- And now, what you've all been waiting for, what is RPA? Well, lucky for us, the concept's been around long enough and some very good definitions have been developed. I myself have used several definitions but for this course, I've chosen a more comprehensive one to help illustrate several critical points. Here we go! RPA is a configurable software tool that uses business rules and sequences of actions to automatically complete processes in any number of different applications the same way a human would, with the help of people for exception management.
If you understood that, then you're set. But there is a lot covered in that definition so let's unpack it a bit and take a closer look at some of the elements. I'll be focusing on the bolded terms as they're the key to this concept. First, configurable software. Configurable software is out-of-the-box software that comes with built-in functionality and doesn't involve writing lines of raw code. Think of Microsoft Excel. You don't write a spreadsheet application every time you need it, you just build macros and models using the existing features that come out-of-the-box.
Second, business rules.

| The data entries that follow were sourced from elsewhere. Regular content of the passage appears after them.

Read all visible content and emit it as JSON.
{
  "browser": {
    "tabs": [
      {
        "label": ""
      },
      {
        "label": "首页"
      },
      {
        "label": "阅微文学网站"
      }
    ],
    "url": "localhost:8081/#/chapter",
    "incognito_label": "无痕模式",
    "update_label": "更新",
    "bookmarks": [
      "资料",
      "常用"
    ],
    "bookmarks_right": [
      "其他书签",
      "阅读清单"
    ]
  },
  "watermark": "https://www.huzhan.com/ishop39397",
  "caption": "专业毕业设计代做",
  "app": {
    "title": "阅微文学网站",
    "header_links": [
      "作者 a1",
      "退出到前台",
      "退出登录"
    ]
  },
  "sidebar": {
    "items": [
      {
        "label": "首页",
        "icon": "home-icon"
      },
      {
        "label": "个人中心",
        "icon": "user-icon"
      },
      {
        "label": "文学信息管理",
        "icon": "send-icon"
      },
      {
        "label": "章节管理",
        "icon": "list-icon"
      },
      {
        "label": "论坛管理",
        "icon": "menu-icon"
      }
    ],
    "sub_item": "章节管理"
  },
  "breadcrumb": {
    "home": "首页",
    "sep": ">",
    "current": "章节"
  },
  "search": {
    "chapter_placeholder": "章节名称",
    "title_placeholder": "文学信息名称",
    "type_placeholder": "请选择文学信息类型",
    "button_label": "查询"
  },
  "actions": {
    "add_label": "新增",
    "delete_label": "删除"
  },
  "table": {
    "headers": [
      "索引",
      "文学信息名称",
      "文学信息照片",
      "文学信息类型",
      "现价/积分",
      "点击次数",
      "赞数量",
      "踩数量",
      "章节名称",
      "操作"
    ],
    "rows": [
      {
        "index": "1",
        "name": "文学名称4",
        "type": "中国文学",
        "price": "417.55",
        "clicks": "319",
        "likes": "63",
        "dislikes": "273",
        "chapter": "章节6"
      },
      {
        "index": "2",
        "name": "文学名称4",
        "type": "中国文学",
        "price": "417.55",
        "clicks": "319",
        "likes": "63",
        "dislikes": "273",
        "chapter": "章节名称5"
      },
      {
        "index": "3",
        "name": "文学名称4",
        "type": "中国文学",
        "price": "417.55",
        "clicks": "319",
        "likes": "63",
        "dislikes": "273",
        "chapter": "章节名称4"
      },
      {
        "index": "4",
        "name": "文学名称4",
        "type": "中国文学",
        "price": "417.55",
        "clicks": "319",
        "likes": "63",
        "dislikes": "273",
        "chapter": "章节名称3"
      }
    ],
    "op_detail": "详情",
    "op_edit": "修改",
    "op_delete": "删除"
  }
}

Business rules are the decision criteria or constraints that determine how a process is to be executed. These are the bread and butter of getting your complex processes done right. For instance, in accounts payable, if the product you ordered is received, then the firm pays for it. The rules are pretty simple. Third, sequences of actions. This consists of a series of steps taken to complete actions across multiple systems. RPA can handle sequences of actions ranging from simple tasks such as creating and updating reports to more complex tasks such as managing work absences or balancing taxes on erroneous invoices.
This concept is fundamental to identifying the right processes to automate. I'll cover this topic in more detail in a later lesson. Fourth, automatic means that the completion of tasks is done independently. Once the rules are programmed, the processes are just carried out. Fifth, the definition references operating across different software systems. I'm willing to bet that your organization is running on thousands of systems. In fact, this is the inside joke almost every firm makes to me when I'm supporting them.
That's a reality that's not changing anytime soon. Teams interact with and integrate across these systems to get work done. The key is that RPA mostly operates on the front end of applications, similar to the way that people use them. Like I said, there are thousands of these but for illustration, think of mainframe terminals or SAP, Oracle, BlackLine, Internet Explorer, Windows, and so on. Finally, exception management.
As capable as RPA is, there will be times when a person needs to step in. Exception management is when employees are tasked with resolving unforeseen events, or contributing their judgment or discretion. Sometimes this is a full intervention in which a person takes over a transaction. Sometimes this is just a small request for input, after which the automation continues on its merry way. Okay, we've spent a lot of time on this definition but it's time well spent. Now let's revisit the whole definition one more time and put all the pieces together.
RPA is a configurable software tool that uses business rules and sequences of actions to automatically complete processes in any number of different applications the same way a human would, with the help of people for exception management. In summary, RPA is a versatile form of software automation that allows businesses to relieve teams from many of the repetitive, rule-based actions, and processes that might otherwise exist as pinpoints within the operation.
- Explain what swivel-chair integration includes.
- Recognize when RPA would be most effectively employed.
- List the factors to consider when evaluating different RPA software.
- Name the three stakeholders who benefit from RPA in a triple-win model.
- Recall the two factors used to evaluate the merits of a process becoming automated.
- Identify subtasks that can disqualify an entire process as an RPA candidate.
- Summarize why automation is not always a good choice for a process.